You see, the media has a way of portraying eating disorders- in white, emancipated females struggling with anorexia nervosa. But I am not white or underweight, and I was struggling with bulimia (although at the time, I didn’t know that there was a name for it).
So even though I was watching these movies that were supposed to be relatable, I actually ended up feeling invalidated: like my eating disorder wasn’t real and that no one really understood what I was going through. Now take it to a year ago.
I was in a partial hospitalization facility for anxiety and my eating disorder, surrounded by people of different genders, different backgrounds, different sexualities, different stories, different views and different races- this is the moment that I realized that mental illness comes in different bodies. I remember telling my therapist how annoyed I was that it took me ending up in group therapy to feel validated and understood. When eating disorders are so commonly portrayed in the media, it should not take people years to realize that it is not a disorder for one specific
group of people. Many people have blatantly told me that “You don’t look like you have an eating disorder”, but here is the thing- you cannot tell what someone is struggling with just by looking at them. So that is why I am here- to show you mental illness comes in different bodies.
Hi- my name is Pari Kumar and I am an intern at Superbands, currently working as the blog manager. In life, one of my biggest goals is to reduce the stigma and misconceptions that come with mental illness. I believe mental illness should be viewed in the same light as a physical illness. Asking for help is one of the hardest things that a person can do and I am here to say that it is possible to ask for help; I know I did and that was how I met some of my closest friends as well

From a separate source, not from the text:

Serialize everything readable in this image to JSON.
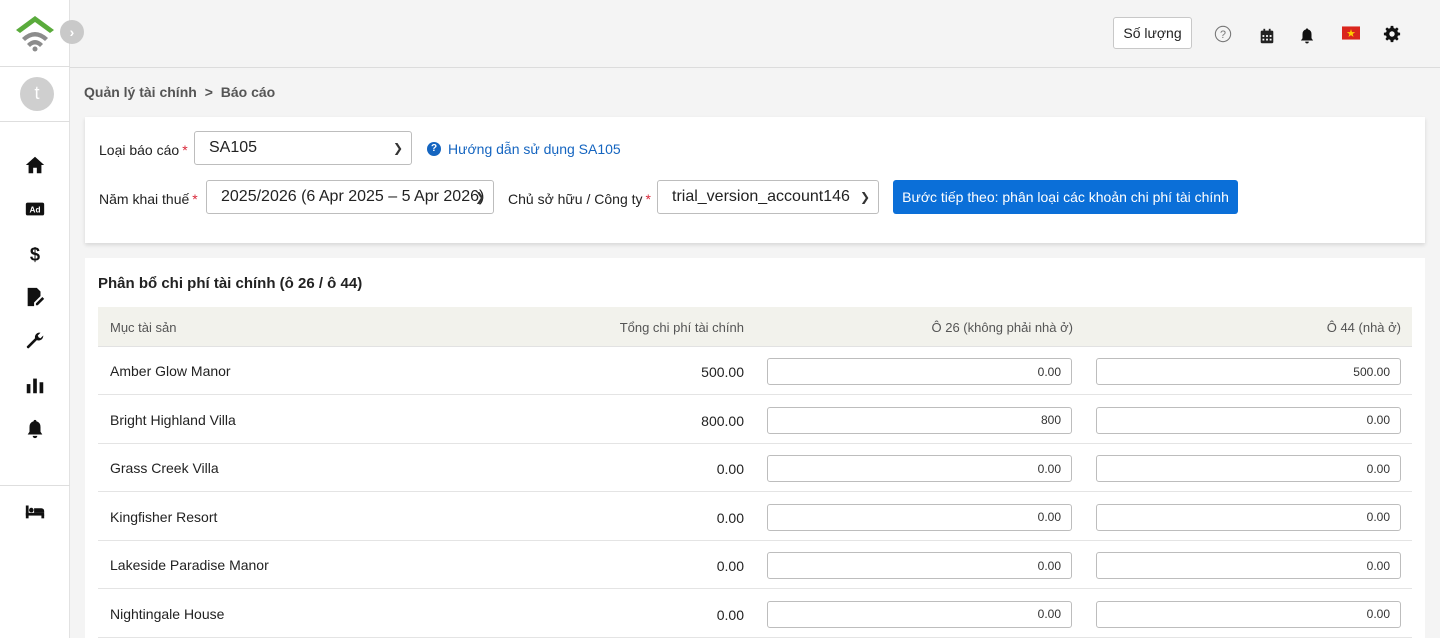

as began to understand myself and my illness. Mental illness does not discriminate based on color, age, ethnicity, wealth, sexuality, gender or any other discriminating factor. It can affect anybody, anywhere at any time!
The theme for the month of June is: Mental illness in different bodies. The point of this is to showcase the many different bodies that mental illness can come in, so you know that you are not alone. Whether it is an eating disorder, PTSD, anxiety, bipolar disorder or any other mental illness: we want to show you that you are not alone and we stand by you. As more and more people begin to share their stores and experiences about their mental health journey, we can begin to bring a sense of normalization when it comes to mental illness, medications and therapy.
One year into my mental health recovery, I am able to say that the media does not portray mental illness in a way that makes everyone feel included. But it is people like me and you that can change the way society views mental illness.
ABOUT THE AUTHOR
Pari Kumar is the current blog manager for Superbands proudly serving as a member of our 2018 team, as well as a student at The George Washington University, studying business administration with a minor in public health. Her life long dream is to open a non-profit mental health hospital that treats people who cannot afford treatment on their own. In her free time, Pari enjoys reading psychological thrillers, playing with her dog, writing and spending time in nature. She has also dealt with her fair share of mental illness struggles and feels very passionate about reducing the stigma behind mental health.
Connect with Pari via email at firstname.lastname@example.org